Marine toxins are naturally occurring chemicals that can contaminate certain seafood. The seafood contaminated with these chemicals frequently looks, smells, and tastes normal. When humans eat such seafood, disease can result. The most common diseases caused by marine toxins in United States in order of incidence are scombrotoxic fish poisoning, ciguatera poisoning, paralytic shellfish poisoning, neurotoxic shellfish poisoning and amnesic shellfish poisoning. Marine toxins are naturally occurring chemicals.

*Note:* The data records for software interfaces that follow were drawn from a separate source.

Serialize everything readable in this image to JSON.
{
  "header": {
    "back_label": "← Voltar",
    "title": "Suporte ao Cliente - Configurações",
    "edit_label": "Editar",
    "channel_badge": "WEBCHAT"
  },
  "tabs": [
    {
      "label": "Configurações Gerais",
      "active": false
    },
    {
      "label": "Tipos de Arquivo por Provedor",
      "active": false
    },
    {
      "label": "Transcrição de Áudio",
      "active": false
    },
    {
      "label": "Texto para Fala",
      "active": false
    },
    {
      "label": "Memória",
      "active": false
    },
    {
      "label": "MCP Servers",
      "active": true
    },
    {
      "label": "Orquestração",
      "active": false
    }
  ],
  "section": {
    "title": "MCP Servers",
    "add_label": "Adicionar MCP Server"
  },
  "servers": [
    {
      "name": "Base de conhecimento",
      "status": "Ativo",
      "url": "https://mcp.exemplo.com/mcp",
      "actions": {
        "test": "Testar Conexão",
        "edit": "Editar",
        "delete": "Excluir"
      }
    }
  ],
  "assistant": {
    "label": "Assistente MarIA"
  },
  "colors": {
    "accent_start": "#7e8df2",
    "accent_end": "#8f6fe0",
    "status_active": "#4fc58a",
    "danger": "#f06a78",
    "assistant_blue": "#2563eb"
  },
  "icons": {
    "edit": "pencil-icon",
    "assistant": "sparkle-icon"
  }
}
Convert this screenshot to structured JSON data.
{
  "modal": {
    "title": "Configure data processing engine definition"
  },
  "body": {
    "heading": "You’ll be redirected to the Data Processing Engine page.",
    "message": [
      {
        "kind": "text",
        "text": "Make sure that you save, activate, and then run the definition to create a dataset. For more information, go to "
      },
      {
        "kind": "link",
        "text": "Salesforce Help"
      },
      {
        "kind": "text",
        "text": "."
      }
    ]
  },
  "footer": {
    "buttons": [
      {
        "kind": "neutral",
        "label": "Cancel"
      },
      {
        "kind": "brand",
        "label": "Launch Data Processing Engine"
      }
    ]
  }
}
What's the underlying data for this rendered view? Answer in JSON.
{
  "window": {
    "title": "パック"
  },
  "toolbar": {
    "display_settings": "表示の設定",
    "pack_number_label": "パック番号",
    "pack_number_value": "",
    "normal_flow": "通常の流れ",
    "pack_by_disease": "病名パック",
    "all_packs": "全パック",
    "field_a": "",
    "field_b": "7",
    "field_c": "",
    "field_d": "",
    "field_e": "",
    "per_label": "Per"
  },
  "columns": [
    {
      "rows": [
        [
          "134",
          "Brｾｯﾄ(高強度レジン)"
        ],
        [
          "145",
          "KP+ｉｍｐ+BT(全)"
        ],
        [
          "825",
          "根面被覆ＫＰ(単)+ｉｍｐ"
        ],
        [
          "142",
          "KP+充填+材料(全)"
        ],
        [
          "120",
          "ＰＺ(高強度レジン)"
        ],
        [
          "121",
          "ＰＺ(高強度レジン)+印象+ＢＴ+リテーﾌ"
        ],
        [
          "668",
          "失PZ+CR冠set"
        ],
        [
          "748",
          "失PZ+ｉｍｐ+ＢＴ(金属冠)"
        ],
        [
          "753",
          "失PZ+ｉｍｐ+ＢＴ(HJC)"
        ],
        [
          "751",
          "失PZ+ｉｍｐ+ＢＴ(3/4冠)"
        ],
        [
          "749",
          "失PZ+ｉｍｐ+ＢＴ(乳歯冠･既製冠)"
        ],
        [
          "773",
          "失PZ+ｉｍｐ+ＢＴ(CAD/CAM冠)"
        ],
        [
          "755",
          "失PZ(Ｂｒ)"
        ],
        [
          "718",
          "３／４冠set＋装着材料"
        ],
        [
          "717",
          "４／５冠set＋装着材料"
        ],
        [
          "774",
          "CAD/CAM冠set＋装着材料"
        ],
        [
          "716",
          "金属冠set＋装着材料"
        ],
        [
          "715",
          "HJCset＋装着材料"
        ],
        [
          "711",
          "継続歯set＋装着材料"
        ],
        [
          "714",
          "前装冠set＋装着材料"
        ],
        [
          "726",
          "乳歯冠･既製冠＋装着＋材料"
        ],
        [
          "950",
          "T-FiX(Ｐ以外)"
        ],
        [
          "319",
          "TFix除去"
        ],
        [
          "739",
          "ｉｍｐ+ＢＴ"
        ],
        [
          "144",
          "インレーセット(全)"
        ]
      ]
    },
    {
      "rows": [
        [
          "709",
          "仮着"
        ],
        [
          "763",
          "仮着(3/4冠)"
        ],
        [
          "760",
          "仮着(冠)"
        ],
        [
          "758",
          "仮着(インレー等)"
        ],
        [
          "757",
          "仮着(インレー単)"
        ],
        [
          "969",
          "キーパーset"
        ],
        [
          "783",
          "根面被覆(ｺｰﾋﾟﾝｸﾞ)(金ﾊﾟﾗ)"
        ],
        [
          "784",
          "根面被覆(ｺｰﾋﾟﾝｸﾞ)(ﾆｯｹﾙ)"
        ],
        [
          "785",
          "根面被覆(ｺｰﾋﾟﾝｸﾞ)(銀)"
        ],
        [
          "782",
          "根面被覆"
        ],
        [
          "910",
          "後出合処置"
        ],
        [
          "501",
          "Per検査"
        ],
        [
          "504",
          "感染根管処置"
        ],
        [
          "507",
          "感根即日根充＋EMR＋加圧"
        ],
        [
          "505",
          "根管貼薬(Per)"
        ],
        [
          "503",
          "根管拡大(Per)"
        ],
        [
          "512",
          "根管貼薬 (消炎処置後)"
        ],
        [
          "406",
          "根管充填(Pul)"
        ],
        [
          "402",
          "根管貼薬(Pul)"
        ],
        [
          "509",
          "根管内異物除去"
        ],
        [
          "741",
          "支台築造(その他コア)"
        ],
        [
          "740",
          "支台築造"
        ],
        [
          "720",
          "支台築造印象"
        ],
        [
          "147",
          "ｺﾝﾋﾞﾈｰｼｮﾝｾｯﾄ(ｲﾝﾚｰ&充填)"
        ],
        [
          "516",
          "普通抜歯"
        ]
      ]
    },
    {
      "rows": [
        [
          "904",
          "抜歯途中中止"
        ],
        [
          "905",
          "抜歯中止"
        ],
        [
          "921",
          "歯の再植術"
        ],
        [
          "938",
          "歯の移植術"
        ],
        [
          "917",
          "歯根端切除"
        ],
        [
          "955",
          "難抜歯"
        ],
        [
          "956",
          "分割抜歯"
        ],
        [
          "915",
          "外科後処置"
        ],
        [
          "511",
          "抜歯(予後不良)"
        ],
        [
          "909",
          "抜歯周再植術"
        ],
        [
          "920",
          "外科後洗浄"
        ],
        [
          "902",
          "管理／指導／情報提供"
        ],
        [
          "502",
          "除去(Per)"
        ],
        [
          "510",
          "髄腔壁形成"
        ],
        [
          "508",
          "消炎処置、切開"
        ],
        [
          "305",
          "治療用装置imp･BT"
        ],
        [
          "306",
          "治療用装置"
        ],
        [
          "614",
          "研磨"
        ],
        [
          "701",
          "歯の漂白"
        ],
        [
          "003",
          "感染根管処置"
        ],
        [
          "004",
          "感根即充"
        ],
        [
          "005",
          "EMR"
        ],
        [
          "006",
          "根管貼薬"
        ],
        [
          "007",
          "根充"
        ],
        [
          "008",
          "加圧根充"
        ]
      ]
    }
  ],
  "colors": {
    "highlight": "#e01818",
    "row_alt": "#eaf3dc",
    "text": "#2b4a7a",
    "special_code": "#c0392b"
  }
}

Diagnosis of marine toxin poisoning is generally based on symptoms and a history of recently eating a particular kind of seafood. Laboratory testing for the specific toxin in patient samples is generally not necessary because this requires special techniques and equipment available in only specialized laboratories. If suspect, leftover fish or shellfish are available, they can be tested for the presence of the toxin more easily. Identification of the specific toxin is not usually necessary for treating patients because there is no specific treatment.
Treatment: There is no specific antidote for ciguatoxin or maitotoxin poisonings. Treatment is generally for specific symptoms and includes supportive care. Intravenous mannitol has been reported in uncontrolled studies to reduce the severity and duration of neurologic symptoms, particularly if given within 48 hours of the appearance of symptoms.
The first national survey of Australian wild-caught abalone was conducted between September 2012 and December 2013. The aim of the survey was to determine the presence of paralytic shellfish toxins (PSTs), amnesic shellfish toxins (ASTs), and diarrhetic shellfish toxins (DSTs) in wild-caught abalone at levels above the current Codex marine biotoxin limits during the 2013 fishing season. Abalone (n = 190) were collected from 68 abalone-fishing blocks for which the combined annual harvest accounts for 80 % of Australian production.